Coffee from ice cream vans, and other remote working perks
17.13, Tuesday 8 Sep 2020 Link to this post
Ok, so I wasn’t expecting this tweet to get (checks numbers) 865 likes and 93 retweets:
Honestly, screw commuting and screw Pret. I love working from home
But why not have a coffee truck that drives around the suburbs like an ice cream van? I’m sure we could come up with a “flat white” jingle for it to play.
The context is that we’re all being told to get back to the office, and that it’s selfish to do otherwise because coffee shops, etc, in cities are suffering. See, in Grazia: When Did ‘Save The NHS’, Get Overtaken By ‘Save Pret’?
But going back to exactly what we were doing before seems like a pretty unimaginative way to save the economy. It turns out that many people love working remotely, and we’re learning how to be good at it.
Perhaps, rather than struggling to preserve old businesses, we can let them evolve and build new ones too?
By which I mean:
We’re used to office perks and the benefits of working in a business neighbourhood: free snacks (if you’re lucky), a comfy chair, good lunch spots nearby… what future working-from-home perks can we invent, if we’re in this for the long term?
Like, is there remote work facilities management that can come set up my desk and give me a sound baffle/backdrop for my video calls? (Has Ikea launched a Zoom kit yet?) If I were a manager, could I expense desk beers on Fridays for my team, and is there a company that can sort that out? Is there a startup which will organise virtual movie nights, or a surprise snack box in the post, or streaming event once every couple of weeks? Could my local train station get itself a suburban WeWork for the times I actually need a meeting room?

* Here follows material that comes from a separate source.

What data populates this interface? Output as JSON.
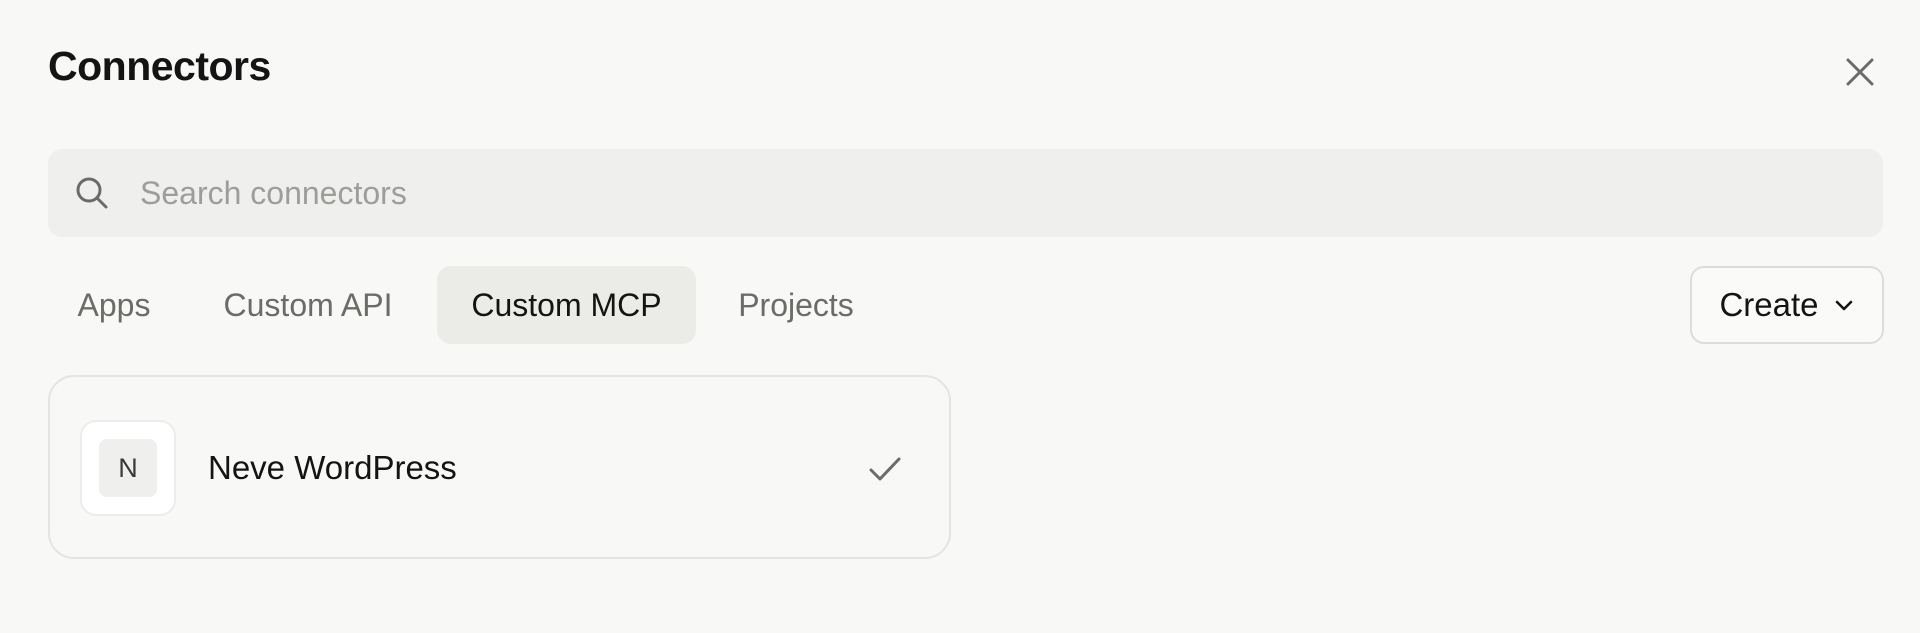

It would be unrealistic for even a sizeable firm to run all these perks itself. But if they were all services that were contracted out? That’s our new economy right there.
Then there’s good coffee and the social life. It can feel pretty distant sometimes at home. But while it’s nice to have face-to-face banter, does that really need to be with co-workers? I’d just as soon have my water-cooler moments with the people who live on my street.
All of that was going round in my head.
I also have a refreshed love of my neighbourhood.
We couldn’t get online grocery delivery slots at the beginning of lockdown, and our local shops really stepped up. I’ll never forget that. One nearby cafe flipped its model into selling flour and dried goods, the interior becoming an ad hoc storeroom.
That experience sparked me to write about local e-commerce back in May. In short: what if I could order and get same-day deliveries from the local businesses that I want to support, as an antidote to the usual faceless e-commerce giants?
So an ice cream van that pulls up, jingling out the MIDI version of Josh Wink’s Higher State of Consciousness at 11am, everyone on the street downing tools and heading out for a caffeine hit and to catch up with friends?
I’m maaaybe 50% kidding.
But the underlying provocation stands: what if we aimed to make remote working as great an experience as a fancy office, and what if we did it in a way that boosted both human contact and our local neighbourhoods, and what new businesses can we imagine that would enable this?